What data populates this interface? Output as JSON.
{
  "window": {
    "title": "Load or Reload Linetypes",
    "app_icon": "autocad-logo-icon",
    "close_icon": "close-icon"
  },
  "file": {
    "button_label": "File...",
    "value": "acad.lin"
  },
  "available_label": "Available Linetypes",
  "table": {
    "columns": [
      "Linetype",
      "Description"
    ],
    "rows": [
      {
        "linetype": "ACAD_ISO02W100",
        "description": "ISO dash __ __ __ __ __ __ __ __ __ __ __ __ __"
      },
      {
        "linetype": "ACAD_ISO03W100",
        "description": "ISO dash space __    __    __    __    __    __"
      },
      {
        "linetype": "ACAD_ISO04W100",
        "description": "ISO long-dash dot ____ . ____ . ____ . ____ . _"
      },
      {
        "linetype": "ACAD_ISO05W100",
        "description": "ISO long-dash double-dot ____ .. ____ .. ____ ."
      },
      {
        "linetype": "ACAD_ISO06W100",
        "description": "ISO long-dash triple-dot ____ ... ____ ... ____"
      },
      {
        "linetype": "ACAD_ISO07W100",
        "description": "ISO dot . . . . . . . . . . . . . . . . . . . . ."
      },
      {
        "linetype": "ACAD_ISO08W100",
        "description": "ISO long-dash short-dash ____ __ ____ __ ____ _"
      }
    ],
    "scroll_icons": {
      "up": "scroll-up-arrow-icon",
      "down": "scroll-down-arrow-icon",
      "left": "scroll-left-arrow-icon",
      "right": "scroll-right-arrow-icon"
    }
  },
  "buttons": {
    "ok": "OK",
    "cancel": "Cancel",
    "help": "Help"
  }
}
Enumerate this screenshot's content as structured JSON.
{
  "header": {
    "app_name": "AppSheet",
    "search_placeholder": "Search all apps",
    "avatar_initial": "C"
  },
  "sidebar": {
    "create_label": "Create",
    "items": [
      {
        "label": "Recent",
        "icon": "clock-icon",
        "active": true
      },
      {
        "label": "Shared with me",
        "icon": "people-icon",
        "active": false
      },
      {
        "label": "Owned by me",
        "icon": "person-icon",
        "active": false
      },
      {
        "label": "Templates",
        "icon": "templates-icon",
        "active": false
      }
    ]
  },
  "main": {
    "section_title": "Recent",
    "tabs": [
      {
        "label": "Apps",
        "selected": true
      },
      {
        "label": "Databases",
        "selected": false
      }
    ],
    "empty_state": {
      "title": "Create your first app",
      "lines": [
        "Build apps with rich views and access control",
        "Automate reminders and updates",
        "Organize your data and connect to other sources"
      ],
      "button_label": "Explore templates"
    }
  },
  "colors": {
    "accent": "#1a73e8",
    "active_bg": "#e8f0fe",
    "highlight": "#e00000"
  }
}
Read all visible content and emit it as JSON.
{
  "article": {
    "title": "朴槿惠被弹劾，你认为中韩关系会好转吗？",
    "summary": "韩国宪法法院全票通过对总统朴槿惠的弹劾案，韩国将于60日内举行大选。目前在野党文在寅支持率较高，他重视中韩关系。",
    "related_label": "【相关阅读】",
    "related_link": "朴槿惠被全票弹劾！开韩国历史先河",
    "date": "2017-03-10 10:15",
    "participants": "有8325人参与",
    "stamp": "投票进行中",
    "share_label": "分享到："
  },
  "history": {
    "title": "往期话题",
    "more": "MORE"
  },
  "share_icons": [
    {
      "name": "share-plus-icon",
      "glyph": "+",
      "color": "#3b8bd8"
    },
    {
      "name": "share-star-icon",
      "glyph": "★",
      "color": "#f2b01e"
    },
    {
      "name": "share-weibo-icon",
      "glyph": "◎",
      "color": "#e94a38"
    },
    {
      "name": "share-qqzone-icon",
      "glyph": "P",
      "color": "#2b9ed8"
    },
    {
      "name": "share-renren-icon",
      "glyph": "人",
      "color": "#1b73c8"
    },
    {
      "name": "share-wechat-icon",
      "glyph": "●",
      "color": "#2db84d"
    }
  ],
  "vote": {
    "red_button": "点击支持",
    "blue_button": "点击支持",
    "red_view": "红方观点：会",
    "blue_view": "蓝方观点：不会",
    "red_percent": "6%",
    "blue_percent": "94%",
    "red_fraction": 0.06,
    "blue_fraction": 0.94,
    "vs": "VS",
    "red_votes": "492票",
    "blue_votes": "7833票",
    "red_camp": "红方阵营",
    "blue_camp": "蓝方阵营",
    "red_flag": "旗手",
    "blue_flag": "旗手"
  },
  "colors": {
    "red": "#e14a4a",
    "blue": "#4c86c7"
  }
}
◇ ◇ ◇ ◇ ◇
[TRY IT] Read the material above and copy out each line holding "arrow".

[SOLUTION TO THE PROBLEM]
      "up": "scroll-up-arrow-icon",
      "down": "scroll-down-arrow-icon",
      "left": "scroll-left-arrow-icon",
      "right": "scroll-right-arrow-icon"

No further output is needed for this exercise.